This section explains the possible methods to handle removable media, and optionally fixed media.
Handling Synchronous Connection and Disconnection
The synchronous approach to media connection and disconnection handling is simple: presume that the media exists, is connected, and relies on returned errors (most likely an IO error) to detect disconnections. This approach is more naturally fitted for fixed media, but can be used for removable media as well. Consider an application where a USB key is guaranteed to remain physically connected, for instance. In this context, it would make sense to use the synchronous approach even though the USB device is fundamentally a removable media.
Handling Asynchronous Connection and Disconnection
The asynchronous notification is available when
FS_STORAGE_CFG_MEDIA_POLL_TASK_EN is set to
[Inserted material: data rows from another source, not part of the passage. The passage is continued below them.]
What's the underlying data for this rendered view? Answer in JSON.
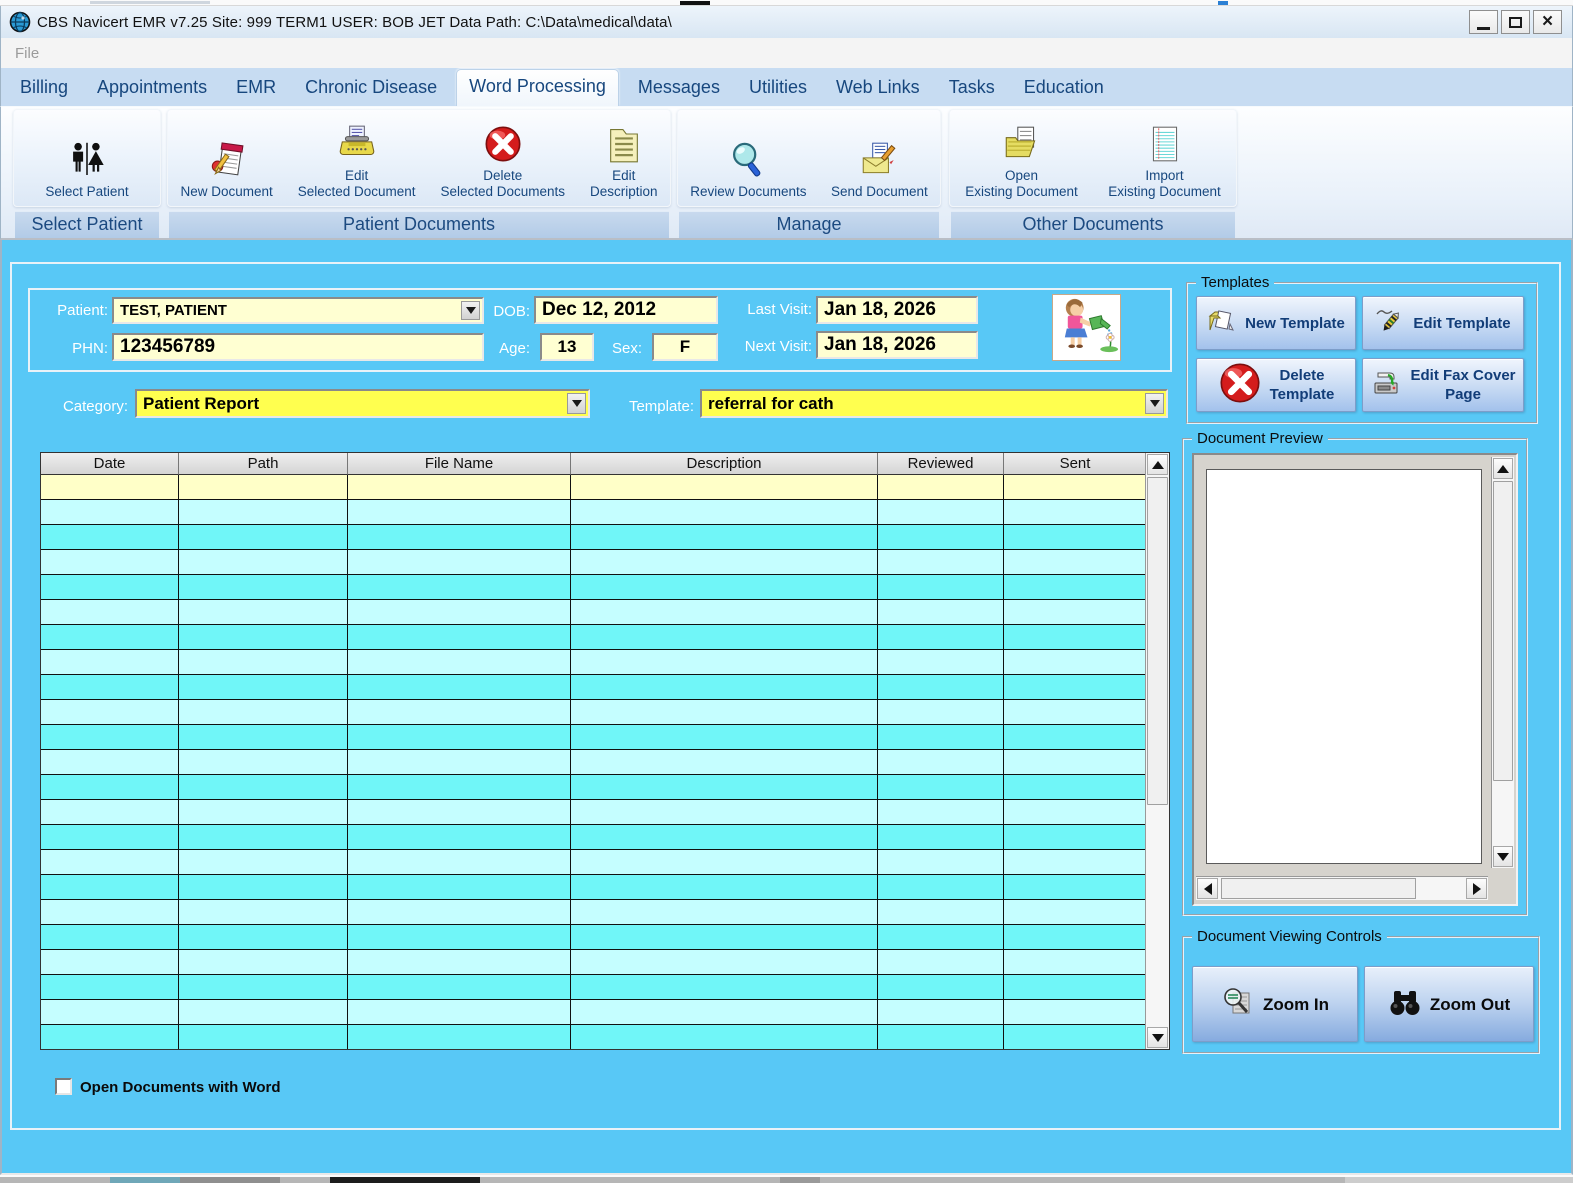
{
  "window": {
    "title": "CBS Navicert EMR v7.25 Site: 999 TERM1 USER: BOB  JET  Data Path: C:\\Data\\medical\\data\\"
  },
  "menu": {
    "file_label": "File"
  },
  "tabs": {
    "active": "Word Processing",
    "items": [
      {
        "label": "Billing"
      },
      {
        "label": "Appointments"
      },
      {
        "label": "EMR"
      },
      {
        "label": "Chronic Disease"
      },
      {
        "label": "Word Processing"
      },
      {
        "label": "Messages"
      },
      {
        "label": "Utilities"
      },
      {
        "label": "Web Links"
      },
      {
        "label": "Tasks"
      },
      {
        "label": "Education"
      }
    ]
  },
  "ribbon": {
    "groups": [
      {
        "label": "Select Patient",
        "buttons": [
          {
            "line1": "Select Patient",
            "line2": "",
            "icon": "select-patient-icon"
          }
        ]
      },
      {
        "label": "Patient Documents",
        "buttons": [
          {
            "line1": "New Document",
            "line2": "",
            "icon": "new-document-icon"
          },
          {
            "line1": "Edit",
            "line2": "Selected Document",
            "icon": "typewriter-icon"
          },
          {
            "line1": "Delete",
            "line2": "Selected Documents",
            "icon": "delete-circle-icon"
          },
          {
            "line1": "Edit",
            "line2": "Description",
            "icon": "folder-description-icon"
          }
        ]
      },
      {
        "label": "Manage",
        "buttons": [
          {
            "line1": "Review Documents",
            "line2": "",
            "icon": "magnifier-icon"
          },
          {
            "line1": "Send Document",
            "line2": "",
            "icon": "send-envelope-icon"
          }
        ]
      },
      {
        "label": "Other Documents",
        "buttons": [
          {
            "line1": "Open",
            "line2": "Existing Document",
            "icon": "open-folder-icon"
          },
          {
            "line1": "Import",
            "line2": "Existing Document",
            "icon": "import-notepad-icon"
          }
        ]
      }
    ]
  },
  "patient": {
    "patient_label": "Patient:",
    "name": "TEST, PATIENT",
    "phn_label": "PHN:",
    "phn": "123456789",
    "dob_label": "DOB:",
    "dob": "Dec 12, 2012",
    "age_label": "Age:",
    "age": "13",
    "sex_label": "Sex:",
    "sex": "F",
    "last_visit_label": "Last Visit:",
    "last_visit": "Jan 18, 2026",
    "next_visit_label": "Next Visit:",
    "next_visit": "Jan 18, 2026"
  },
  "filters": {
    "category_label": "Category:",
    "category_value": "Patient Report",
    "template_label": "Template:",
    "template_value": "referral for cath"
  },
  "documents_table": {
    "columns": [
      "Date",
      "Path",
      "File Name",
      "Description",
      "Reviewed",
      "Sent"
    ],
    "rows": [],
    "empty_row_count": 23
  },
  "templates_panel": {
    "title": "Templates",
    "new_template": "New Template",
    "edit_template": "Edit Template",
    "delete_template_line1": "Delete",
    "delete_template_line2": "Template",
    "edit_fax_line1": "Edit Fax Cover",
    "edit_fax_line2": "Page"
  },
  "preview_panel": {
    "title": "Document Preview"
  },
  "viewing_controls": {
    "title": "Document Viewing Controls",
    "zoom_in": "Zoom In",
    "zoom_out": "Zoom Out"
  },
  "footer": {
    "checkbox_label": "Open Documents with Word",
    "checkbox_checked": false
  },
  "colors": {
    "main_background": "#58c8f6",
    "field_yellow": "#ffffd2",
    "dropdown_yellow": "#ffff4f",
    "row_yellow": "#ffffc8",
    "row_cyan_light": "#c5feff",
    "row_cyan_bright": "#70f6f8",
    "tab_text": "#17477e",
    "delete_red": "#d42020"
  }
}
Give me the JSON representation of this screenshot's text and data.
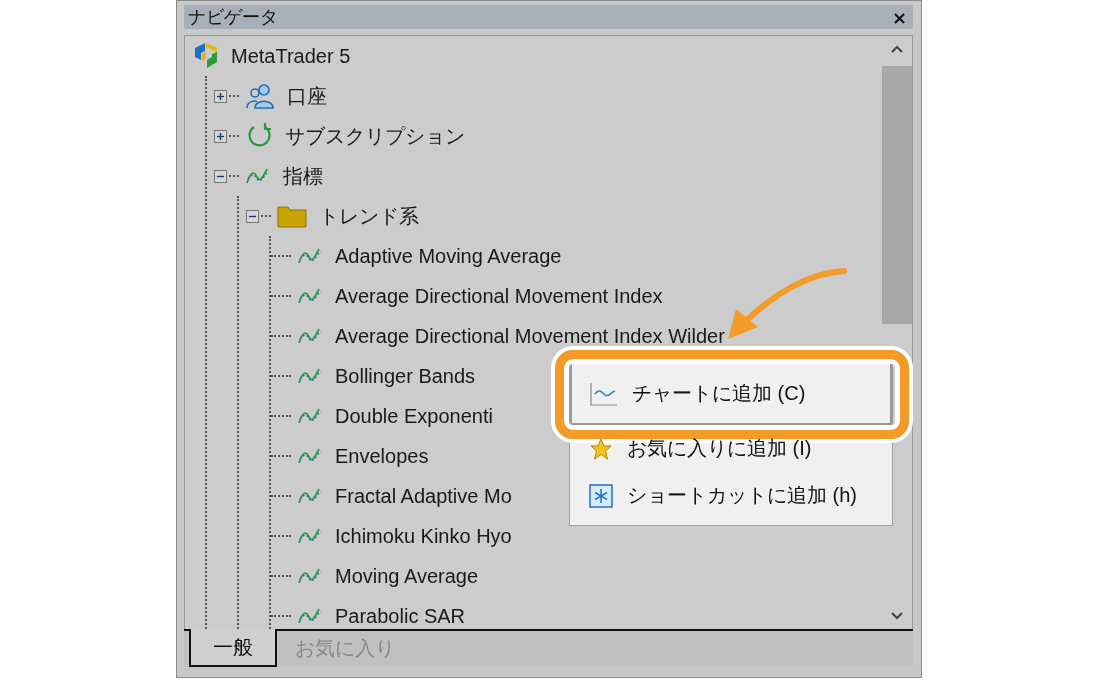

In order to receive the notifications, all you need to do is register two callbacks, one for connection and one for disconnection, using the
FSStorage_ConfigureMediaConnCallback() API. Upon media connection or disconnection, the Media Poll task will call the corresponding application callback and pass the media handle as an argument.
Listing - Media Connection / Disconnection Motification Mechanism Usage shows a minimal example of the notification mechanism where the user-provided callbacks merely print a message on the standard output each time a connection or disconnection event occurs. In a real-world context, the callback would typically post another task responsible for the actual event handling.
Figure - Media Poll Task summarizes the usage of the Media Poll task for the asynchronous media detection.
(1) The Media Poll task interrogates periodically each opened block device to know if a connection or disconnection has occurred.
(2) If a connection or disconnection has been detected, the Media Poll task will call the appropriate application callback. In general, the connection callback will notify a user task about the media connection. For fixed media, the user application is notified only once about the connection. The fixed media disconnection cannot happen of course.
(3) The SCSI media driver has the ability to notify the application about a device presence without using the Media Poll task's help. Refer to the section Detection Regarless of Media Poll Task Presence for more details.
SCSI Removable Media
Detection Regarless of Media Poll Task Presence
As explained in the section Media, which describes the media's physical nature, SD card and SCSI media types are considered to be removable media. Yet there is a difference between an SD card and a SCSI device: their persistence. From the File System perspective, an SD card is said to be persistent, as opposed to a SCSI device, which is non-persistent. This difference makes it possible for the SCSI storage driver to be independent from the Media Poll task presence. That is, regardless of the Media Poll task configuration (#define
fs_storage_cfg.h), the user callbacks will always be called upon SCSI device connection or disconnection. If you want to perform file accesses on a SCSI device, you must rely on the application connection callbacks called by File System. On the other hand, if the Media Poll task is disabled, an SD card will not be detected asynchronously. You can still detect an SD card synchronously if the SD card is always inserted in the SD slot.
Automatic Media Naming
As described in the section Media, a media name is assigned by you to NAND, NOR, RAM disk and SD so that they are registered in the Platform Manager and known from Micrium OS File System for properly configuring them. SCSI devices are a bit different because the media name is internally assigned by the SCSI media driver upon the device's connection. While you have full control on the media name for NAND, NOR, RAM disk and SD, the SCSI media name follows this format:
XX is a unique ID assigned to the connected SCSI device and
YY is the logical unit number (a SCSI device is composed of one to N logical units).
When your application connection callback is called upon the SCSI device connection's detection, you have access to the SCSI media handle as shown in
Listing - Media Connection / Disconnection Motification Mechanism Usage. If this media handle is passed to the function
FSMedia_NameGet(), you will get for example the SCSI device with the name "scsi0001".
Micrium OS USB Host's Hub Task
The SCSI media driver works with Micrium OS USB Host to transport the SCSI commands over USB to memory sticks and memory card readers. Micrium OS USB Host has an internal task called the hub task responsible for all the hub-related events such as device connection, disconnection, etc. When a SCSI device connects to an embedded USB host, the USB Host hub task calls a connection callback provided by the SCSI media driver. Then this SCSI media driver's callback calls your application connection callback. This situation occurs only if the Media Poll task is disabled (#define
FS_STORAGE_CFG_MEDIA_POLL_TASK_EN set to
fs_storage_cfg.h). Within your application callback, you could call any functions that perform a file operation such as
FSFile_Rd(), etc. When calling these type of functions, several media read/write accesses can be done by the SCSI media driver passing through the different layers of Micrium OS USB Host stack. At this point, all the functions call stack is done within the USB Host hub task's context. For that specific case, the hub task must have a stack size large enough to accommodate worst case scenario of call stack. The default hub task's stack size is 768 elements as indicated in
Table - Micrium OS Internal tasks. This stack size value should be sufficient for most typical cases. In general, your application connection callback would typically post another task responsible for the actual connection event handling. This other task would perform any file operations and would avoid any hub task's overflow issue.